Fat Enough for Two Belts
It sounds like a joke by the late comedian Rodney Dangerfield.
"My uncle is so fat, he needs two
belts." But high-density lipoprotein or HDL, the
so-called "good" cholesterol, actually does consist of two
protein belts cinched around a tiny disk of fat, according to a
study published in the March 2007 issue of the Journal of
Structural Biology. Computer simulations described in the
paper predict that this structure forms spontaneously within
microseconds from a chaotic mix of protein and lipid molecules.
HDL acts like a molecular sheepdog in the body, rounding up
cholesterol from the blood and herding it to the liver for
breakdown. Despite its importance, fundamental questions about HDL,
such as, "how does it form?" and "what does it look
The HDL particle begins as a pair of apolipoprotein A-I (apo A-I)
proteins, which collect lipids into a disk and, eventually, a
sphere. Thus, the size and shape of HDL varies with the number of
lipids it contains, making direct observation difficult. "This
is one of those opportunities where only the computer can show how
the protein does its job," says senior author Klaus Schulten of
the Beckman Institute, part of the University of Illinois at
Urbana-Champaign. But for a complex of this size, atom-by-atom
simulations are limited to a few nanoseconds—too short to see
the process of aggregation. Instead, Schulten's team used a
"coarse grained" computer model, which grouped atoms
together to ease the computational burden.
Snapshots from the simulation (above, right) show ropy apo
A-I proteins (blue and orange) and a spray of lipids
(gray). From an initially disordered state (a),
the molecules quickly form clumps to hide their hydrophobic parts
from the surrounding water (b). Within a microsecond, the
pieces unite to form a single lipid-protein aggregate (c);
the final structure (e) emerges after a period of
additional wriggling (d). Data from a paper now in
preparation suggest that this terminal, double-belted structure
takes about 10 microseconds to form.

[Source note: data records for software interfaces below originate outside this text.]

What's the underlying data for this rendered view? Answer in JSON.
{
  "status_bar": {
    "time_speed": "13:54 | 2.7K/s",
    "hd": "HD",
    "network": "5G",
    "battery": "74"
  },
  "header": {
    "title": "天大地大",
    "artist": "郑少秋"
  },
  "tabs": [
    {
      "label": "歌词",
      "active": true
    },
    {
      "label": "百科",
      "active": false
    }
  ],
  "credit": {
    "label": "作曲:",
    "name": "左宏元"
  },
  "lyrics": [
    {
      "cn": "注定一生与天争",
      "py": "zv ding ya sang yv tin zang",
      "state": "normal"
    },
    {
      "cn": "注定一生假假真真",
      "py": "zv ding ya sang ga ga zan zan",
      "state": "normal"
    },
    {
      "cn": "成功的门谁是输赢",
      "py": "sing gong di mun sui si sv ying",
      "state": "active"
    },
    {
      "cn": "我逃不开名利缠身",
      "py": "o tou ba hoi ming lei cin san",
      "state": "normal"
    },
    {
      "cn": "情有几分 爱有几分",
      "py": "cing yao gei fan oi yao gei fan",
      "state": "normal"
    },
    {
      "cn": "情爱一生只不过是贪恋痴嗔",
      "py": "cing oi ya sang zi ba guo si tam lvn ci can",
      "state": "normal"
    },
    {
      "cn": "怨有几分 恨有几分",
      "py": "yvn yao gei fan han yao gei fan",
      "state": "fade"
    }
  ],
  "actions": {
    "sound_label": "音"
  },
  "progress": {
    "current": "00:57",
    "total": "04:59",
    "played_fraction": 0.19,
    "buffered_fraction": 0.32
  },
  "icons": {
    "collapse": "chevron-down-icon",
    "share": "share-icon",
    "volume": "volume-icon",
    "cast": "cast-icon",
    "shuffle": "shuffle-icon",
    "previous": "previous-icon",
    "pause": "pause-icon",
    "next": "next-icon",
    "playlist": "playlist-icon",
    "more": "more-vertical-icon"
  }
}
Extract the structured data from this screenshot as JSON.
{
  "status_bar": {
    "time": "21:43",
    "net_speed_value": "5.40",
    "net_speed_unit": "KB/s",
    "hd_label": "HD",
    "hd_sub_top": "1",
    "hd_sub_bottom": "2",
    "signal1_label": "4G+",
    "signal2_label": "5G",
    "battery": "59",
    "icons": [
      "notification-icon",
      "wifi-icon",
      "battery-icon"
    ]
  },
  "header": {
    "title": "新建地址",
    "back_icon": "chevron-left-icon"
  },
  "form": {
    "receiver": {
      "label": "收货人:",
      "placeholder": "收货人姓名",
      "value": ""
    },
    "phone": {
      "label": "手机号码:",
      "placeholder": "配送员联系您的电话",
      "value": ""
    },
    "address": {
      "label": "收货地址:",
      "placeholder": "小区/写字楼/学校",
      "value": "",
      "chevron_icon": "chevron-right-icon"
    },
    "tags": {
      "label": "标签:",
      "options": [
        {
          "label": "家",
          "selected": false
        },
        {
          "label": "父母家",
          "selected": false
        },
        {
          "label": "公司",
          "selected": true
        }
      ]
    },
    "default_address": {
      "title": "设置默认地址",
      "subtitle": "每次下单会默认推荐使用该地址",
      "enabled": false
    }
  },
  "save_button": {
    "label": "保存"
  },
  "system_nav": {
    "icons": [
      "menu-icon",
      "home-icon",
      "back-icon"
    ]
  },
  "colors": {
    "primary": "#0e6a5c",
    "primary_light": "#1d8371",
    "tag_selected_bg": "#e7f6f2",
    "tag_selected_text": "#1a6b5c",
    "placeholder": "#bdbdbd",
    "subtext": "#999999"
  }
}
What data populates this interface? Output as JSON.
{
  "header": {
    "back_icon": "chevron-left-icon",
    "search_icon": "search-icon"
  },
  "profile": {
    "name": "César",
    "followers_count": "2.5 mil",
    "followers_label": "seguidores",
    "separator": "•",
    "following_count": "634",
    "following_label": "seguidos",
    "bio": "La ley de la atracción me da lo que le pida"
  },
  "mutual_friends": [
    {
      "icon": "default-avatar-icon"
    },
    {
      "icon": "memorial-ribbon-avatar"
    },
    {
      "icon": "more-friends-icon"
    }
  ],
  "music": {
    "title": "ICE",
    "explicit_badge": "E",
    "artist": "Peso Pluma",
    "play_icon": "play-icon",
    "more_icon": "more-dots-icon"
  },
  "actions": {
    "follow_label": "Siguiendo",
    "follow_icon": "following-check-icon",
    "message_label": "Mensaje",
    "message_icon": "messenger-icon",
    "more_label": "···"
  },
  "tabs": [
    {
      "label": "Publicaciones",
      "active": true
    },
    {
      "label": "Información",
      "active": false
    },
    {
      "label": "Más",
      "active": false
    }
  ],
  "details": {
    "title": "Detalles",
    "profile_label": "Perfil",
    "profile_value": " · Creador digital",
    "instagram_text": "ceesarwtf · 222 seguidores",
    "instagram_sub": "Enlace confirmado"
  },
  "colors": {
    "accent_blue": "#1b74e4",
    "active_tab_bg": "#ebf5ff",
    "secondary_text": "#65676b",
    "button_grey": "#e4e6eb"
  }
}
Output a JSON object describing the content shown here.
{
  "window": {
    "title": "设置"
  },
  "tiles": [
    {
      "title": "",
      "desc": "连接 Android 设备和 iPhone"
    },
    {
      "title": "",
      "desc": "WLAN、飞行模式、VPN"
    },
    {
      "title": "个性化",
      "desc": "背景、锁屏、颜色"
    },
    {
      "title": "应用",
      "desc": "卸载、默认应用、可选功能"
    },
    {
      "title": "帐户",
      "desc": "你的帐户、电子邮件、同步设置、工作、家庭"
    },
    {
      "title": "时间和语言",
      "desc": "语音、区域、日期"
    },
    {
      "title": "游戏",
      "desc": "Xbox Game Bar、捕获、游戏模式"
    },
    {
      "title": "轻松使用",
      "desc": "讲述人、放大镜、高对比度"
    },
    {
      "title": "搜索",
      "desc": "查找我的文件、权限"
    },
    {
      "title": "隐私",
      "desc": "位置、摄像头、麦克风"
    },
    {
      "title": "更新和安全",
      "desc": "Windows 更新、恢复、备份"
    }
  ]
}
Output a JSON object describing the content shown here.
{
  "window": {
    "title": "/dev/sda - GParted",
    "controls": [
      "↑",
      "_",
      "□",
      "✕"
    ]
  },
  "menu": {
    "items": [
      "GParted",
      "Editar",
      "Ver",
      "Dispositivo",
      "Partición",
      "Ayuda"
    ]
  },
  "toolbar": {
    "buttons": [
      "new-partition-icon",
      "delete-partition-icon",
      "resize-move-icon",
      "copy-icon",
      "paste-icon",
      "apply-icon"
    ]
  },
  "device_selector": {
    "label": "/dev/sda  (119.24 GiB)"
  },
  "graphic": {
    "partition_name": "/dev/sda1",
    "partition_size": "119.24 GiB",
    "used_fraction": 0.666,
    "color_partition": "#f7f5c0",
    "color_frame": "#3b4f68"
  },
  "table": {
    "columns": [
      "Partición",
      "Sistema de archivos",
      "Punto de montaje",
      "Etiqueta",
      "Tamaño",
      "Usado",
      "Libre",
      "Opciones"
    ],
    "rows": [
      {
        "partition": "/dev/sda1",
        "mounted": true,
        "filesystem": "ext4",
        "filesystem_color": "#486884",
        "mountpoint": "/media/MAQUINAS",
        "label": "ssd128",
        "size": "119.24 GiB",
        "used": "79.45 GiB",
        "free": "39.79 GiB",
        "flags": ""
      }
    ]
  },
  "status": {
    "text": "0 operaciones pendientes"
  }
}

In supporting the double-belted model of HDL, the simulation
disproved Schulten's own hypothesis, the "picket fence"
model. Even simulations that started with apo A-I making zigzag
pickets around the disk soon reverted to a double-belted shape.
The paper prompts two important follow-up questions. First, how
sensitive is the model to the starting concentration of lipids?
Second, given that these HDL particles are so difficult to observe
in real life, how can the model be tested?
In recent months, graduate student and first author Amy Shih has
answered both questions in papers awaiting publication. In a series
of new simulations, Shih describes changes in the HDL structure with
varying concentrations of lipids. She is also collaborating with
Stephen Sligar, another Beckman investigator, on experiments using
the Advanced Photon Source at Argonne National Laboratory. Their
small-angle x ray-scattering work illuminates HDL assembly and transformation.
As significant as this work is for the study of cholesterol, it may
be most notable for figuring out how such neat, discrete packages
self-assemble. That is valuable because, in the real world,
biophysicists are trying to use similarly shaped particles to study
the structures of physically isolated membrane proteins.